Another consequence of the pool:
In their new book on the Court’s clerks, Sorcerers’ Apprentices, authors Artemus Ward and David Weiden chart the history and impact of the pool. At the same time the pool has increased the power of clerks in the gatekeeping function, they say, it has made clerks less candid and more timid in their recommendations. “The pool writers are going to be less candid than they would be with their own justice,” says Ward in an interview. “It has a chilling effect.”
It would be interesting if another justice were to join Justice Stevens in declining to participate in the cert pool. But would that make a clerkship with that justice less desirable? Clerks to that justice would have to spend more of their time doing mind-numbing cert review work, getting down into the factual weeds of lower-court records — instead of working on the sexy, pure legal issues presented by merits cases.
Maybe there’s a collective action problem here. Who would be willing to go first? Cf.Harvard ending early admissions.
Interesting — but not our problem. Shrug. Courtside by Tony Mauro: Pool Party [Legal Times]
Commentary: The Court’s caseload [SCOTUSblog] Cert Pool [Wikipedia]
If you are considering a virtual law practice, you know that many of today’s solo firms started that way. But why are established, multi-attorney law firms going virtual?
Many small firms are successfully moving part—or even all—of their practice to a virtual setting. This even includes multi-jurisdictional practice spanning several states and practice areas, although solo and small partnerships are still the largest adopters of virtual law.
Can you do the same? The new article Mobile in Practice, Virtual by Design from author Jared Correia, Esq., explores how mobile technology bring real-life benefits to a small law firm. Read this new article—the next in Thomson Reuters’ Independent Thinking series for small firms—to explore how a mobile practice:
Reduces malpractice risk
Enables you to gather the best attorneys to fit the firm, regardless of each person’s geographic location
Leverages mobile devices and cloud technology to enable on-the-spot client and prospect communication
Transitioning in-house is something many (if not most) firm lawyers find themselves considering at some point. For many, it’s the first step in their career that isn’t simply a function of picking the best option available based on a ranking system.
Unknown territory feels high-risk, and can have the effect of steering many of us towards the well-greased channels into large, established companies.
For those who may be open to something more entrepreneurial, there is far less information available. No recruiter is calling every week with offers and details.
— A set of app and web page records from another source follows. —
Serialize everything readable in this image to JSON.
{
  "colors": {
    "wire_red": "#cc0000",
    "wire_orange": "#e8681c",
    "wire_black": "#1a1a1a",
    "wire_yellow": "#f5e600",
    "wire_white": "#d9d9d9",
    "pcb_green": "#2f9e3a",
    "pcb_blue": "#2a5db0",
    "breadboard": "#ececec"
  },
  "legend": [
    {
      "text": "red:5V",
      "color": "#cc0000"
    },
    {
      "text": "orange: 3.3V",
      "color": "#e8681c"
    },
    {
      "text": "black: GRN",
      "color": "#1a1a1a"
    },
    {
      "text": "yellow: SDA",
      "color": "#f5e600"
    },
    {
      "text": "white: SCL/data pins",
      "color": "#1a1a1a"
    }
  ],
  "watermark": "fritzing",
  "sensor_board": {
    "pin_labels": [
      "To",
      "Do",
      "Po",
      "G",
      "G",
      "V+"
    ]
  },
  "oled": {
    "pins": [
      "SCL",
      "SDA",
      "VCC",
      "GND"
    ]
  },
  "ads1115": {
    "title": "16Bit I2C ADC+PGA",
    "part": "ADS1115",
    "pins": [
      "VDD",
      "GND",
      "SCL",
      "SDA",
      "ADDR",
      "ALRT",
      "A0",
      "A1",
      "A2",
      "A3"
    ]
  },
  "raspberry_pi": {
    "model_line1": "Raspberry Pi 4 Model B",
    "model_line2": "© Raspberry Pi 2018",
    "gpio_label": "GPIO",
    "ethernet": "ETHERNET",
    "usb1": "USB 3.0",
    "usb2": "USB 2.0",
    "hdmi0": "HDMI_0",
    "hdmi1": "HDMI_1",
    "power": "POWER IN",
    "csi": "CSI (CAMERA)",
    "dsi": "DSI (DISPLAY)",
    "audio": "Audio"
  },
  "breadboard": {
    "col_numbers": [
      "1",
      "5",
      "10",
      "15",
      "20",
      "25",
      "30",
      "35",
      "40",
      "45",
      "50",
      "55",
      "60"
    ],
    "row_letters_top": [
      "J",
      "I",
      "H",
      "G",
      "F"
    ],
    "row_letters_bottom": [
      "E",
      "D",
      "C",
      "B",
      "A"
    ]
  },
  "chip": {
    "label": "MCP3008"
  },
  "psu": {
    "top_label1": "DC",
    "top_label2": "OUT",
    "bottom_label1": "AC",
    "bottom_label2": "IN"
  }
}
In sponsorship with Betterment, ATL and David Lat will moderate a panel about life in-house and we’ll hear from GCs at Birchbox, Gawker Media, Squarespace, Bonobos, and Betterment. Drinks, snacks, networking, and a great time guaranteed. Invite your colleagues, but RSVP fast, as space is limited.
Ed. note: The Asia Chronicles column is authored by Kinney Recruiting. Kinney has made more placements of U.S. associates, counsels and partners in Asia than any other recruiting firm in each of the past seven years. You can reach them by email: email@example.com.
It’s that time of year again when JDs are starting to apply for 2L summer jobs and 2L summers are deciding which practice area to focus on.
For those JDs with an interest in potentially lateraling to or transferring to Asia in the future, please feel free to reach out to Kinney for advice on firm choices, interviewing and practice choices, relating to future marketability in Asia, or for a general discussion on your particular Asia markets of interest. This is of course a free of cost service for those who some years in the future may be our future industry contacts or perhaps even clients.
For some years now Kinney’s Asia head, Evan Jowers, has been formally advising Harvard Law students with such questions, as the Asia expert in Harvard Law’s “Ask The Experts Market Program” each summer and fall, with podcasts and scheduled phone calls. This has been an enjoyable and productive experience for all involved.